Recent Africa Outlook
Rob Scharar, co-manager of the Africa fund, recently sat down with the BusinessMakers radio show to share some of his wisdom from years of experience investing in Africa. For example, did you know South Africa has a stock exchange over 150 years old? Or that Malawi doesn’t tax dividends? Watch the video below to see the full interview and find out more.
Click Here for current Africa Fund Holdings.
Click Here to learn about the principal risks of investing in the Africa Fund, which include market, foreign security and geographic risk.
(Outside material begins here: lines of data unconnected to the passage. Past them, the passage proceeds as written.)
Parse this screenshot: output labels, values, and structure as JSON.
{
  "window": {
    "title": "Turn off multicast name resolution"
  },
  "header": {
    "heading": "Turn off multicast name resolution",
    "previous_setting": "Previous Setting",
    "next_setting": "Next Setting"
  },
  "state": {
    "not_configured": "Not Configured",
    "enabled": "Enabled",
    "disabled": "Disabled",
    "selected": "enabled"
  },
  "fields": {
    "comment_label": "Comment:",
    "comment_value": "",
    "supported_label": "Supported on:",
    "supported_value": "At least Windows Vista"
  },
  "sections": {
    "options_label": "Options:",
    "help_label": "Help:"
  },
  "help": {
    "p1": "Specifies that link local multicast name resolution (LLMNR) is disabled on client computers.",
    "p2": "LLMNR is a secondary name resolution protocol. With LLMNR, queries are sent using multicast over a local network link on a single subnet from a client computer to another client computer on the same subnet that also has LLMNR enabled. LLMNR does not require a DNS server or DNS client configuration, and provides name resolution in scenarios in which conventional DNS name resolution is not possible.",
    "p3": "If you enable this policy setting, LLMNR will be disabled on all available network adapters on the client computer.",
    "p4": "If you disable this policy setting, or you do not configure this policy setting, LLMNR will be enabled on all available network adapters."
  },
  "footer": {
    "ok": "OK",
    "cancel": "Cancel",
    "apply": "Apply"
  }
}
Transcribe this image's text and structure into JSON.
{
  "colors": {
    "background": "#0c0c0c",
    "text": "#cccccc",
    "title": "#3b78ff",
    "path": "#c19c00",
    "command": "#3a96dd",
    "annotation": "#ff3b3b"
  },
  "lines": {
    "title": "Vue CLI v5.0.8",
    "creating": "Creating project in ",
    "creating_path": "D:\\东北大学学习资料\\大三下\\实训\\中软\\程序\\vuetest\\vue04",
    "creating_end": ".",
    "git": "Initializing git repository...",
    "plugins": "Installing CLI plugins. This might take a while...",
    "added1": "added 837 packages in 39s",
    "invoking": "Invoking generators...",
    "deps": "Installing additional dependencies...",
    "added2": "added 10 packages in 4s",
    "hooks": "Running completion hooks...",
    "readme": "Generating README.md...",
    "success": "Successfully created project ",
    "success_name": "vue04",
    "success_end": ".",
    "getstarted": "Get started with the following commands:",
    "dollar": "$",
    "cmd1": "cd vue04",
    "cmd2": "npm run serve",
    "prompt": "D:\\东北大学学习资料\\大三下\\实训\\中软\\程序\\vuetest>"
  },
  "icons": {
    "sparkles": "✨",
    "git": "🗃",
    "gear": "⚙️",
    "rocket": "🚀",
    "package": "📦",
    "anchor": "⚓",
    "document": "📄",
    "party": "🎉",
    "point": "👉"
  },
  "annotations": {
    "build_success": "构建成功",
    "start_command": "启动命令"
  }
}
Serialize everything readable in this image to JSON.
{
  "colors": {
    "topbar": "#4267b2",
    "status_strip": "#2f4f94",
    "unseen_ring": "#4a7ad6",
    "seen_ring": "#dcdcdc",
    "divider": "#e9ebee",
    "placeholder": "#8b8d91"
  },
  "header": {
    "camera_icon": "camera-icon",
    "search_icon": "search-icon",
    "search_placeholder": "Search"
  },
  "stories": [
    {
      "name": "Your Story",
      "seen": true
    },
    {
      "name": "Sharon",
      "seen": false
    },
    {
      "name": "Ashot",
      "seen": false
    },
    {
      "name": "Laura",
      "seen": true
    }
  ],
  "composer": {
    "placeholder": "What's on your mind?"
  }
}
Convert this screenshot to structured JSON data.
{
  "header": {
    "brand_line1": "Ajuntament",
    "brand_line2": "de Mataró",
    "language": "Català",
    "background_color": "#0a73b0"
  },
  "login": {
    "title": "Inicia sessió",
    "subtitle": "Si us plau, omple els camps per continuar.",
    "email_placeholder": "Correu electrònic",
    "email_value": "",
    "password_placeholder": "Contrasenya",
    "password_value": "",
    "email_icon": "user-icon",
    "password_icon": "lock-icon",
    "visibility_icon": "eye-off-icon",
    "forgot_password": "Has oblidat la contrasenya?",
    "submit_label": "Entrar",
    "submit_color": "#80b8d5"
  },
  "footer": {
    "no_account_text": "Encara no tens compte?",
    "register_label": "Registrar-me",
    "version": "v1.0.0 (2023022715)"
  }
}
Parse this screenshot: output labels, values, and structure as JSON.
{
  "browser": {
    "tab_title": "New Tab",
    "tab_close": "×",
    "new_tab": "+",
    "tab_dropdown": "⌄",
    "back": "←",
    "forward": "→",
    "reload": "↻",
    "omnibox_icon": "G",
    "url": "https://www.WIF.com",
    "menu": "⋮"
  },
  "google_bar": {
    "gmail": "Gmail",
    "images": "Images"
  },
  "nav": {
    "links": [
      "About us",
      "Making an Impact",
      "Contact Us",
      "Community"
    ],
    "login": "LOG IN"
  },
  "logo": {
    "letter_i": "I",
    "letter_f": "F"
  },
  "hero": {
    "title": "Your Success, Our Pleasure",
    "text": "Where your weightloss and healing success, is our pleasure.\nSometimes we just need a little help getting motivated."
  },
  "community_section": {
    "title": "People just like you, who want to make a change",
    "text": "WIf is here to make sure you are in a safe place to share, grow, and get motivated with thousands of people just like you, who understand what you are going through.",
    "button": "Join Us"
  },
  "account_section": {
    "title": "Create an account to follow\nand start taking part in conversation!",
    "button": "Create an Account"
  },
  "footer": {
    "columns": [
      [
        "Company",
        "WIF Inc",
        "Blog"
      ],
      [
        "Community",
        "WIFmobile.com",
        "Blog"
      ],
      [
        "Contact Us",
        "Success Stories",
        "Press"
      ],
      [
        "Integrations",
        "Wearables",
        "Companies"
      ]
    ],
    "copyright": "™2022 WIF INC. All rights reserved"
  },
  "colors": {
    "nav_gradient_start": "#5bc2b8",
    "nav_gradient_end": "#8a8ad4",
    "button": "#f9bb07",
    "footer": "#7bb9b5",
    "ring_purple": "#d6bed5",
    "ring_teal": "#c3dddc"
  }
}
Many factors impact the Fund’s expense ratio, including the level of net assets. If the Fund is unsuccessful in raising assets to the estimated levels for its initial fiscal period, the Fund’s expense ratio may be significantly higher. Investors should consider the impact expenses will have on returns over time and that a higher expense ratio will detract from the Fund’s performance. The expense ratio of the Fund for its initial period of operations will be available in the semi-annual report for the period ended April 30, 2012. Investing in international markets may involve additional risks, such as social and political instability, market illiquidity, exchange-rate fluctuations, a high level of volatility and limited regulation. Region specific funds may be subject to a higher degree of market risk than diversified funds because of concentration in a specific industry, sector or geographic location including changes in overall market movements, commodity price volatility, changes in interest rates, or sectors affecting a particular commodity, such as drought, floods, weather, embargoes, tariffs, and international economic, and regulatory developments. Many companies that are tied economically to Africa are not subject to uniform accounting, auditing, and financial reporting standards or to other regulatory practices required of U.S. companies. The portfolio may invest in small, mid-sized companies and emerging or frontier markets, which are susceptible to greater risk and tend to be more volatile than is customarily associated with investing in more established companies. The value of a particular currency may fluctuate which could erode or reverse any potential income and/or gains from the Fund’s investments in fixed income securities denominated in a foreign currency. It may not be possible for the Fund to effectively hedge the currency risks of many developing countries.